Could Donald Trump's Civil War Post Disqualify Him From Running in 2024?

Donald Trump's "Civil war" social media repost has some commentators asking whether it could be evidence to disqualify him for running for office again.

The former president received widespread condemnation for sharing the post—written by another user—on Truth Social, the platform Trump set up after he was banned from Twitter in the wake of January 6 over fears he would incite further violence.

Author, journalist and attorney Seth Abramson was one of those who suggested that Trump resharing the post bolsters an "already-strong case" that Trump should be disqualified for running for president in 2024 under Section 3 of the 14th Amendment

It states that those who "engaged in insurrection or rebellion" after taking a congressional oath should be prevented from running for office.

For more than 150 years, it was little thought of. Today, however, it is often cited by those calling for the removal of politicians linked to events at the U.S. Capitol on January 6.

Eric J. Segall, professor of law at Georgia State University College of Law, suggested that there are still too many unanswered questions about the clause before it might be used, including if constitutional oaths follow presidents after they leave the White House.

Trump 14th amendment civil war
President Donald Trump speaks at the "Stop The Steal" Rally on January 06, 2021 in Washington, DC. The former president is accused of violating section of 14th Amendment stating those who engaged in "insurrection" after taking oath cannot run for office by sharing a "civil war" social media post. Getty Images

Segall told Newsweek however, that such questions are immaterial because there is no indication that Congress would initiate proceedings over the post.

"If that was going to be done, it would have been done before because he was in office on January 6," Segall said. "He engaged in actual insurrection on that day, and the months before that.

"Those acts do disqualify him.

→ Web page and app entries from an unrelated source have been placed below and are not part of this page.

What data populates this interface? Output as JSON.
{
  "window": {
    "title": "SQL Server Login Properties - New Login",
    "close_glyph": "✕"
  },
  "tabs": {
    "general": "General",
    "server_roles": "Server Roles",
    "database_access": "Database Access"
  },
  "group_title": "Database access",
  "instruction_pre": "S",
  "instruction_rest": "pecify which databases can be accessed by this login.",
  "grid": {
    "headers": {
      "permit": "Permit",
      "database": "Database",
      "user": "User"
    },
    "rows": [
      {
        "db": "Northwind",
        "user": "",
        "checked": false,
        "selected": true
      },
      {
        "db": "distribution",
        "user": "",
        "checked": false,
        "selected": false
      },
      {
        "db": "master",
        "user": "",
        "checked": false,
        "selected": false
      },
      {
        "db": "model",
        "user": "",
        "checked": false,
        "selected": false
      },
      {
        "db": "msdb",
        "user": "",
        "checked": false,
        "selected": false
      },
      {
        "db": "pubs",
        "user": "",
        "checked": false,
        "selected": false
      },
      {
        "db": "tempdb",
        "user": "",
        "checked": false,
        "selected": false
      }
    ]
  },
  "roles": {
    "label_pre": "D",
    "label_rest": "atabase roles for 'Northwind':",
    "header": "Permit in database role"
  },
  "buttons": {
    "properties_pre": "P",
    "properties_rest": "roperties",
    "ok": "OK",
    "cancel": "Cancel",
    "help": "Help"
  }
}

But what he does after January 20, 2020, I'm not sure."

Reposting a comment on social media is unlikely to be enough, Segall added.

"If it says we should go to civil war then we could talk, but even then he's not in office right now."

Laurence Tribe, professor of Constitutional Law Emeritus at Harvard University, also suggested that there is no need to discuss whether the "civil war" post should disqualify Trump from office as he already should be due to his actions in and around January 6.

"Those who're saying this amounts to 'insurrection' disqualifying Trump from running for office under Sec 3 of 14th Am are undermining the REAL basis for deeming Trump an insurrectionist: Jan 6 & related ACTS, not 1st A protected SPEECH," Tribe tweeted.

Republican leader Trump is widely expected to run for president in 2024, although he has not confirmed a bid. His representatives have been contacted for comment.

The 14th Amendment has previously been cited in legal challengers from groups hoping to disbar people from office over the January 6 attack. That includes Georgia congresswoman Marjorie Taylor Greene and North Carolina Rep. Madison Cawthorn.

However, a Georgia judge rejected an effort to disqualify Green for running for office again, ruling there was "insufficient" evidence to suggest she supported an insurrection.

Attempts to bar Cawthorn from running again ultimately proved fruitless as he lost his GOP primary to State Senator Chuck Edwards.

Trump became the first president in history to be impeached twice over accusations he incited his supporters to storm the Capitol on January 6 in order to stop the certification of the electoral votes in favor of Joe Biden.

The Senate later acquitted Trump of inciting the riot, paving the way for him to be allowed to run for the presidency again in 2024.

Donald Trump in new York City
Former U.S. President Donald Trump arrives at Trump Tower in Manhattan on August 22, 2021 in New York City. Trump's reposting of a "Civil war" comment is unlikely to lead to him being banned from office, experts have said in response to questions raised by commentators. James Devaney/GC Images via Getty Images